(Records from a collection)
--*--

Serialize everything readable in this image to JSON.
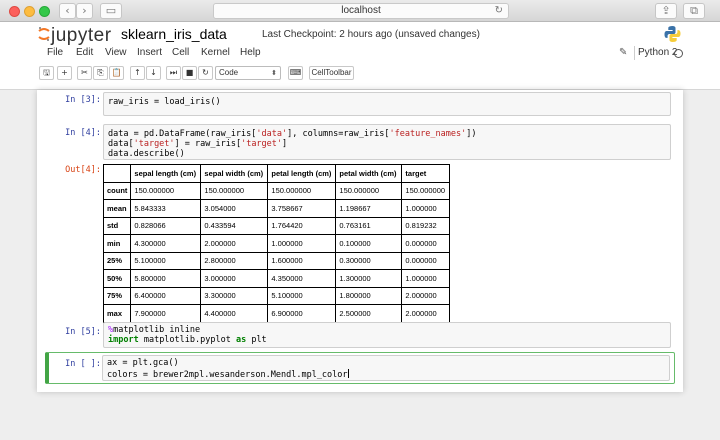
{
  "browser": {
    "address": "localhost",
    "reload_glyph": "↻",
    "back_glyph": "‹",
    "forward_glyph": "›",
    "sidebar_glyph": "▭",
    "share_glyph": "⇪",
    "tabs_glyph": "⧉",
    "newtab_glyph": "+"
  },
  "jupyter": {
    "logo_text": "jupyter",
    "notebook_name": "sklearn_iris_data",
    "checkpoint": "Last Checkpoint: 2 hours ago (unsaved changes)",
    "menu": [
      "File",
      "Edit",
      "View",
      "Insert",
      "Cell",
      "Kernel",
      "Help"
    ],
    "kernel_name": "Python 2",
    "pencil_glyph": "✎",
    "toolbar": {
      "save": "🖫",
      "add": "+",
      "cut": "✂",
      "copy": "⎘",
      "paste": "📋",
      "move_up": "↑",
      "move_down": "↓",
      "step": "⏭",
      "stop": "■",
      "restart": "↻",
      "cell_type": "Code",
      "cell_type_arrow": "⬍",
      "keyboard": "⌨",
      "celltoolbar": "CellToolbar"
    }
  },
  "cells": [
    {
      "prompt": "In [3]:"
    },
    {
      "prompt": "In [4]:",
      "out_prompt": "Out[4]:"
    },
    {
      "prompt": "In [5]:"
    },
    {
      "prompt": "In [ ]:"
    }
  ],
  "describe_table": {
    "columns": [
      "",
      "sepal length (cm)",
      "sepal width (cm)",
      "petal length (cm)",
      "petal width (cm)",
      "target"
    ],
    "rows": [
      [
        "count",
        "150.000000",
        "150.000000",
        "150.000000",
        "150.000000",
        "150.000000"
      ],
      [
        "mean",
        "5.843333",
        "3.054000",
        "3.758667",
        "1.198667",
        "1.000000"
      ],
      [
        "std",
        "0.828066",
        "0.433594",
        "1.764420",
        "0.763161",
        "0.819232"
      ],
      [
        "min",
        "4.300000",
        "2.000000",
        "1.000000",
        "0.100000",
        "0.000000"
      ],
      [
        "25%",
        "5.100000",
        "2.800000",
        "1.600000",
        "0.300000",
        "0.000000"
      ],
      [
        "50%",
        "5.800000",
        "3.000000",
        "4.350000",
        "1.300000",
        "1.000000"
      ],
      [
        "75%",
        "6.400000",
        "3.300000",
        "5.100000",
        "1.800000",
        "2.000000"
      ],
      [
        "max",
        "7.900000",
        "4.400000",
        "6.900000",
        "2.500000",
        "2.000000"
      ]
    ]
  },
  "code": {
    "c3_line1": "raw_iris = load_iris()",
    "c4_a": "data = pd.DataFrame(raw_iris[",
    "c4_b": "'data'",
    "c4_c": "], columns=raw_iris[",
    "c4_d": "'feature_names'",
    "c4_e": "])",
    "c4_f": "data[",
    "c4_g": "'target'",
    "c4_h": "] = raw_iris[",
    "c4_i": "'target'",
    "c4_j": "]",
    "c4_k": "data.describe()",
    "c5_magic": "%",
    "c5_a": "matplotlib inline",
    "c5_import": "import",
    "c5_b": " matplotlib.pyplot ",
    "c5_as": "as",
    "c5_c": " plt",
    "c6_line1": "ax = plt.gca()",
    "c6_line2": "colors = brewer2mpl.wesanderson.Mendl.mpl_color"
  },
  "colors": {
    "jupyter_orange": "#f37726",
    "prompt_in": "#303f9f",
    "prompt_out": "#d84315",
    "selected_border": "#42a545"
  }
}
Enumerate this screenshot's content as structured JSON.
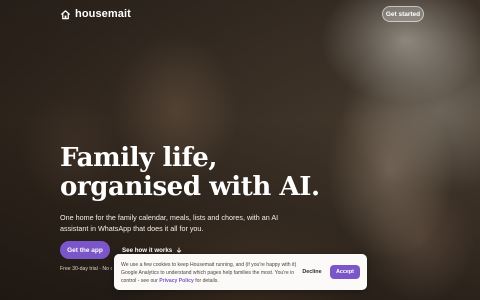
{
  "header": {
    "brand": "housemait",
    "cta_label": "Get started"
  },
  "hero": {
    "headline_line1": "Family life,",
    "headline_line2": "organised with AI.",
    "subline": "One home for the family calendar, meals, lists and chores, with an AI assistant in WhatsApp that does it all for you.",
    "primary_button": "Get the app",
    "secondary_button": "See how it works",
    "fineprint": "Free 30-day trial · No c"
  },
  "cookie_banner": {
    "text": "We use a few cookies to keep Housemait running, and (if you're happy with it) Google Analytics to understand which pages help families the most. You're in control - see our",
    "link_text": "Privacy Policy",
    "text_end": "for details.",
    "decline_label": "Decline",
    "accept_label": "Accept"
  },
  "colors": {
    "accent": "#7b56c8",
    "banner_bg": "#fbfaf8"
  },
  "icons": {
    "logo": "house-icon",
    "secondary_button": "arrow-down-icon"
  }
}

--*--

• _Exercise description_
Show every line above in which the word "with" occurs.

• _Answer space_
    "headline_line2": "organised with AI.",
    "subline": "One home for the family calendar, meals, lists and chores, with an AI assistant in WhatsApp that does it all for you.",
    "text": "We use a few cookies to keep Housemait running, and (if you're happy with it) Google Analytics to understand which pages help families the most. You're in control - see our",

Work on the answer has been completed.